- [Exercise requirements]:
Out of the entries that follow, copy each line containing "Users".
+++
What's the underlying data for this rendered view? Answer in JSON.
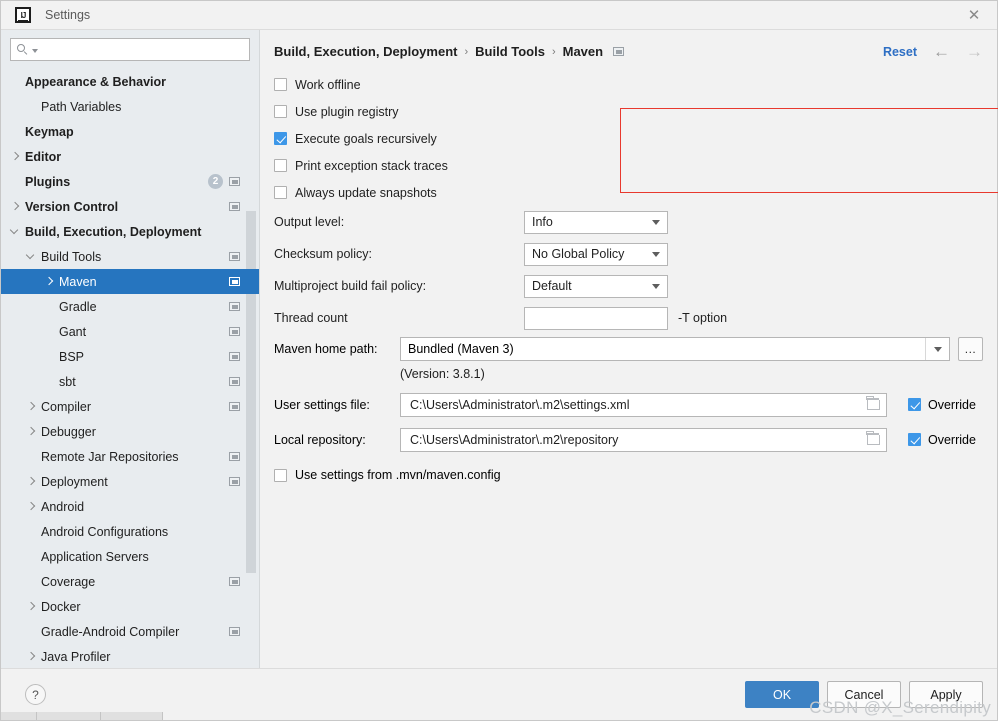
{
  "window": {
    "title": "Settings",
    "logo_text": "IJ",
    "close_label": "✕"
  },
  "sidebar": {
    "search": {
      "value": "",
      "placeholder": ""
    },
    "items": [
      {
        "label": "Appearance & Behavior",
        "indent": 0,
        "bold": true,
        "arrow": "none",
        "icon": false,
        "badge": null,
        "selected": false
      },
      {
        "label": "Path Variables",
        "indent": 1,
        "bold": false,
        "arrow": "none",
        "icon": false,
        "badge": null,
        "selected": false
      },
      {
        "label": "Keymap",
        "indent": 0,
        "bold": true,
        "arrow": "none",
        "icon": false,
        "badge": null,
        "selected": false
      },
      {
        "label": "Editor",
        "indent": 0,
        "bold": true,
        "arrow": "right",
        "icon": false,
        "badge": null,
        "selected": false
      },
      {
        "label": "Plugins",
        "indent": 0,
        "bold": true,
        "arrow": "none",
        "icon": true,
        "badge": "2",
        "selected": false
      },
      {
        "label": "Version Control",
        "indent": 0,
        "bold": true,
        "arrow": "right",
        "icon": true,
        "badge": null,
        "selected": false
      },
      {
        "label": "Build, Execution, Deployment",
        "indent": 0,
        "bold": true,
        "arrow": "down",
        "icon": false,
        "badge": null,
        "selected": false
      },
      {
        "label": "Build Tools",
        "indent": 1,
        "bold": false,
        "arrow": "down",
        "icon": true,
        "badge": null,
        "selected": false
      },
      {
        "label": "Maven",
        "indent": 2,
        "bold": false,
        "arrow": "right",
        "icon": true,
        "badge": null,
        "selected": true
      },
      {
        "label": "Gradle",
        "indent": 2,
        "bold": false,
        "arrow": "none",
        "icon": true,
        "badge": null,
        "selected": false
      },
      {
        "label": "Gant",
        "indent": 2,
        "bold": false,
        "arrow": "none",
        "icon": true,
        "badge": null,
        "selected": false
      },
      {
        "label": "BSP",
        "indent": 2,
        "bold": false,
        "arrow": "none",
        "icon": true,
        "badge": null,
        "selected": false
      },
      {
        "label": "sbt",
        "indent": 2,
        "bold": false,
        "arrow": "none",
        "icon": true,
        "badge": null,
        "selected": false
      },
      {
        "label": "Compiler",
        "indent": 1,
        "bold": false,
        "arrow": "right",
        "icon": true,
        "badge": null,
        "selected": false
      },
      {
        "label": "Debugger",
        "indent": 1,
        "bold": false,
        "arrow": "right",
        "icon": false,
        "badge": null,
        "selected": false
      },
      {
        "label": "Remote Jar Repositories",
        "indent": 1,
        "bold": false,
        "arrow": "none",
        "icon": true,
        "badge": null,
        "selected": false
      },
      {
        "label": "Deployment",
        "indent": 1,
        "bold": false,
        "arrow": "right",
        "icon": true,
        "badge": null,
        "selected": false
      },
      {
        "label": "Android",
        "indent": 1,
        "bold": false,
        "arrow": "right",
        "icon": false,
        "badge": null,
        "selected": false
      },
      {
        "label": "Android Configurations",
        "indent": 1,
        "bold": false,
        "arrow": "none",
        "icon": false,
        "badge": null,
        "selected": false
      },
      {
        "label": "Application Servers",
        "indent": 1,
        "bold": false,
        "arrow": "none",
        "icon": false,
        "badge": null,
        "selected": false
      },
      {
        "label": "Coverage",
        "indent": 1,
        "bold": false,
        "arrow": "none",
        "icon": true,
        "badge": null,
        "selected": false
      },
      {
        "label": "Docker",
        "indent": 1,
        "bold": false,
        "arrow": "right",
        "icon": false,
        "badge": null,
        "selected": false
      },
      {
        "label": "Gradle-Android Compiler",
        "indent": 1,
        "bold": false,
        "arrow": "none",
        "icon": true,
        "badge": null,
        "selected": false
      },
      {
        "label": "Java Profiler",
        "indent": 1,
        "bold": false,
        "arrow": "right",
        "icon": false,
        "badge": null,
        "selected": false
      }
    ]
  },
  "header": {
    "crumb1": "Build, Execution, Deployment",
    "crumb2": "Build Tools",
    "crumb3": "Maven",
    "separator": "›",
    "reset_label": "Reset",
    "back_arrow": "←",
    "forward_arrow": "→"
  },
  "main": {
    "checkboxes": [
      {
        "label": "Work offline",
        "checked": false
      },
      {
        "label": "Use plugin registry",
        "checked": false
      },
      {
        "label": "Execute goals recursively",
        "checked": true
      },
      {
        "label": "Print exception stack traces",
        "checked": false
      },
      {
        "label": "Always update snapshots",
        "checked": false
      }
    ],
    "output_level": {
      "label": "Output level:",
      "value": "Info"
    },
    "checksum_policy": {
      "label": "Checksum policy:",
      "value": "No Global Policy"
    },
    "multiproject_policy": {
      "label": "Multiproject build fail policy:",
      "value": "Default"
    },
    "thread_count": {
      "label": "Thread count",
      "value": "",
      "suffix": "-T option"
    },
    "maven_home": {
      "label": "Maven home path:",
      "value": "Bundled (Maven 3)",
      "browse_label": "...",
      "version_note": "(Version: 3.8.1)"
    },
    "user_settings": {
      "label": "User settings file:",
      "value": "C:\\Users\\Administrator\\.m2\\settings.xml",
      "override_label": "Override",
      "override_checked": true
    },
    "local_repository": {
      "label": "Local repository:",
      "value": "C:\\Users\\Administrator\\.m2\\repository",
      "override_label": "Override",
      "override_checked": true
    },
    "mvn_config": {
      "label": "Use settings from .mvn/maven.config",
      "checked": false
    },
    "highlight_color": "#e8392e"
  },
  "footer": {
    "help_label": "?",
    "ok_label": "OK",
    "cancel_label": "Cancel",
    "apply_label": "Apply",
    "watermark": "CSDN @X_Serendipity"
  },
  "colors": {
    "accent": "#2675bf",
    "primary_button": "#3d82c4",
    "checkbox_checked": "#3d97e8",
    "link": "#2e6fc4",
    "sidebar_bg": "#e8ecef"
  }
}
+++
- [Answer to this problem]:
      "value": "C:\\Users\\Administrator\\.m2\\settings.xml",
      "value": "C:\\Users\\Administrator\\.m2\\repository",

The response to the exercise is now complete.